For now, no workers will be fired, the paper's trustees Shlomo Nass and Yaron Arbel decided. They want to allow the new owner, whoever that may be, to make the decision about who to let go and who to keep on if a sale is made.

Some 60 to 80 employees will have their salaries cut, the court-appointed trustees estimate.

The reason for the wage cuts is not only to save the failing company money, since during the present month-long stay of proceedings, wages are paid out of the paper's slim accounts and workers have precedence over other creditors - but this amount is limited to NIS 22,500. Higher wages would have to come at the expense of other creditors in a future debt agreement. But in this case, the wages will be covered by the National Insurance Institute in the case of a company that goes bankrupt - but only up to this limit.

The highest paid employee at Maariv is CEO Tal Raz, whose wage costs are about NIS 2 million a year. Raz has resigned but is staying on to help the trustees in the sale of the paper.

Maariv filed for court protection a week ago after it ran up debts of over NIS 400 million, including debts of some NIS 95 million to employees.

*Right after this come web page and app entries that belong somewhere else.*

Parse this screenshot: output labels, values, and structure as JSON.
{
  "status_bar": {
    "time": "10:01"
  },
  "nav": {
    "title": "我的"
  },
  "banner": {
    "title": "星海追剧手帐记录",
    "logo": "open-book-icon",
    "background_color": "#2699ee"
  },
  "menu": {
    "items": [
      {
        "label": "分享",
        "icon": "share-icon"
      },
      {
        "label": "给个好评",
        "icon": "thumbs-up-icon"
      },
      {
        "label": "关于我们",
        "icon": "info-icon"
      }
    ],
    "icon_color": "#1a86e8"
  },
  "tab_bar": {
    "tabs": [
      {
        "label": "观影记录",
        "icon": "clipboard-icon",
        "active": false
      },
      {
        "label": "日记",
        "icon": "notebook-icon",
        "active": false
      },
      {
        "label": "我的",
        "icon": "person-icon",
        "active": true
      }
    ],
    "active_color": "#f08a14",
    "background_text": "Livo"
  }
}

The stay of proceedings is in effect until October 23, when the Tel Aviv District Court will meet again on the matter.